Article Text

Download PDFPDF
Original research
Newly diagnosed disease and job loss: a nationwide longitudinal study among middle-aged Japanese
  1. Midori Takada1,2,
  2. Takahiro Tabuchi2,
  3. Hiroyasu Iso1
  1. 1 Public Health, Department of Social Medicine, Osaka University Faculty of Medicine Graduate School of Medicine, Suita, Japan
  2. 2 Cancer Control Center, Osaka International Cancer Institute, Osaka, Japan
  1. Correspondence to Professor Hiroyasu Iso, Public Health, Department of Social Medicine, Osaka University Faculty of Medicine Graduate School of Medicine, Suita, Osaka 565-0871, Japan; iso{at}


Objectives Since previous studies have only used past or current medical history of disease, there is no information on newly diagnosed disease in relation to job loss. Our objective was therefore to investigate whether newly diagnosed chronic disease increased job loss among middle-aged Japanese.

Methods We analysed data on 31 403 Japanese workers aged 50–59 years from a nationally representative longitudinal study. We defined two types of job loss; later job loss (within 1 year of disease diagnosis) and concurrent/later job loss (at around the time of diagnosis and within 1 year of diagnosis). Generalised estimating equation models were used to calculate ORs for job loss among current workers after a new-diagnosis of chronic disease (diabetes, hypertension, hyperlipidaemia, heart disease, stroke and cancer), using a discrete-time design and adjusting for demographic, socioeconomic and health behavioural factors. We used inverse probability weighting to account for non-response at follow-up.

Results ORs for concurrent/later job loss were 1.17 (95% CI 1.03–1.31) for diabetes, 1.01 (95% CI 0.93–1.09) for hypertension, 1.01 (95% CI 0.94–1.09) for hyperlipidaemia, 1.21 (95% CI 1.06–1.40) for heart disease, 1.48 (95% CI 1.21–1.81) for stroke and 1.38 (95% CI 1.17–1.62) for cancer diagnosed patients. The corresponding ORs for later job loss were 1.14 (95% CI 0.96–1.35), 1.00 (95% CI 0.90–1.12), 0.98 (95% CI 0.88–1.08), 1.24 (95% CI 1.02–1.49), 1.16 (95% CI 0.86–1.55) and 1.39 (95% CI 1.11–1.73).

Conclusions New diagnosis of diabetes, heart disease, cancer and stroke increased the risk of job loss; loss was concurrent for diabetes mellitus and stroke, and concurrent/later for cancer and heart disease. Our results provide fundamental information for employment support for patients with chronic disease.

  • epidemiology
  • public health
  • longitudinal studies
  • occupational health practice

Statistics from

Request Permissions

If you wish to reuse any or all of this article please use the link below which will take you to the Copyright Clearance Center’s RightsLink service. You will be able to get a quick price and instant permission to reuse the content in many different ways.

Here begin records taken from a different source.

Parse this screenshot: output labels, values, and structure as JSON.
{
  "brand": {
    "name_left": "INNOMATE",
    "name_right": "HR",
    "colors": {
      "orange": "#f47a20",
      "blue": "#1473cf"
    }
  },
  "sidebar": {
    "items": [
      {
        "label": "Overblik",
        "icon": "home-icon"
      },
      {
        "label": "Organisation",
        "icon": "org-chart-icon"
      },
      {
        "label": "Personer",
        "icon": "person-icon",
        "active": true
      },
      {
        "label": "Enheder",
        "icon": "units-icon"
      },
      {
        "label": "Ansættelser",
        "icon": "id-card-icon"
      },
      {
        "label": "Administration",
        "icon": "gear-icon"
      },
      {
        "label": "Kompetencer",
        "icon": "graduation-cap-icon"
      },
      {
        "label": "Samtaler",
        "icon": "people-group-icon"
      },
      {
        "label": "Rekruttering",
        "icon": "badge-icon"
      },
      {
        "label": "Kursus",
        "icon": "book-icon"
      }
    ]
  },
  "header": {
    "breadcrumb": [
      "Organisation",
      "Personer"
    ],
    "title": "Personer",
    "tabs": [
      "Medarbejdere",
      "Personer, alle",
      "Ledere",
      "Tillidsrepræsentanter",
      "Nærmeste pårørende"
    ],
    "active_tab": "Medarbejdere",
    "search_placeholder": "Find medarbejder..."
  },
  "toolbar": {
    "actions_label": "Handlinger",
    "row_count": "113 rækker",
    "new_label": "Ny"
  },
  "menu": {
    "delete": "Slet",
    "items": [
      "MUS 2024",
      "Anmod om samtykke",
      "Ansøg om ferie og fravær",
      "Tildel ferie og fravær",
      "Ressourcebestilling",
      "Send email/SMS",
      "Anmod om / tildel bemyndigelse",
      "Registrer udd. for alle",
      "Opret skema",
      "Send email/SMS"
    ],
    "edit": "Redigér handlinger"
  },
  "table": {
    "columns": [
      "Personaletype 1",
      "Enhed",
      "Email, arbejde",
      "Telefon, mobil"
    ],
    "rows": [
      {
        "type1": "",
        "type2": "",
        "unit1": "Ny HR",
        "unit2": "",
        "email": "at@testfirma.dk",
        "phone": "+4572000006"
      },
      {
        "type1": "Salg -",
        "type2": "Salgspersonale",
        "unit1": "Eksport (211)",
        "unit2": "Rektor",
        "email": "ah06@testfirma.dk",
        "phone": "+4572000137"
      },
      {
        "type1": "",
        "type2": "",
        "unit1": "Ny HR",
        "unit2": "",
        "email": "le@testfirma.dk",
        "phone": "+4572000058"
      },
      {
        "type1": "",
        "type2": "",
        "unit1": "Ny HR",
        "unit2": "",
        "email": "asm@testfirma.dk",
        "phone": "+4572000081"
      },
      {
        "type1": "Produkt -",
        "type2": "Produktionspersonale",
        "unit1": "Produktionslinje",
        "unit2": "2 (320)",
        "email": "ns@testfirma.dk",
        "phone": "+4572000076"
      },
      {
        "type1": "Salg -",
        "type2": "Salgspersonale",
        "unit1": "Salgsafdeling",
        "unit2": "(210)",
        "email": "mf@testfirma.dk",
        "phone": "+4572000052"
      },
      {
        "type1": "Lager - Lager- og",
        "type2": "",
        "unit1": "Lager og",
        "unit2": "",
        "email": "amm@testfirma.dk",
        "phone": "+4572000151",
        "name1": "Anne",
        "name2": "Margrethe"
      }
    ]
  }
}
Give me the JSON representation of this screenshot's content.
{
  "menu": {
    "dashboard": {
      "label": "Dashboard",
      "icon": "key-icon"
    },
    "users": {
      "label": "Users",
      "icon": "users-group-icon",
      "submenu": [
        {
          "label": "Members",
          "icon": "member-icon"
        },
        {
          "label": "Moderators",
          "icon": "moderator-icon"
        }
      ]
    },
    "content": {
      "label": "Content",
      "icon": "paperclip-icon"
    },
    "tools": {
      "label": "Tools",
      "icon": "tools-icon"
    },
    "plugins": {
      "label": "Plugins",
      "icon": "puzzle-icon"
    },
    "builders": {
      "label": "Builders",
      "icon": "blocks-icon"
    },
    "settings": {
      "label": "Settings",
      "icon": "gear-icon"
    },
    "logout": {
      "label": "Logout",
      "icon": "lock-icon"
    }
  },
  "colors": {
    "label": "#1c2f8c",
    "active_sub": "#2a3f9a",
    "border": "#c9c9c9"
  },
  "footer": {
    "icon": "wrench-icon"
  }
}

  • Contributors MT performed the statistical analysis and wrote the first draft. All authors contributed to further drafts and approved the final manuscript.

  • Funding This work was supported by the Japan Society for the Promotion of Science KAKENHI under grant 18H03062.

  • Competing interests None declared.

  • Patient consent for publication Not required.

  • Ethics approval The analysis of national survey data was considered to be exempt from the need for ethical review according to the Japanese government’s Ethical Guidelines for Epidemiological Research.

  • Provenance and peer review Not commissioned; externally peer reviewed.

  • Data availability statement No data are available. Not applicable.

  • Supplemental material This content has been supplied by the author(s). It has not been vetted by BMJ Publishing Group Limited (BMJ) and may not have been peer-reviewed. Any opinions or recommendations discussed are solely those of the author(s) and are not endorsed by BMJ. BMJ disclaims all liability and responsibility arising from any reliance placed on the content. Where the content includes any translated material, BMJ does not warrant the accuracy and reliability of the translations (including but not limited to local regulations, clinical guidelines, terminology, drug names and drug dosages), and is not responsible for any error and/or omissions arising from translation and adaptation or otherwise.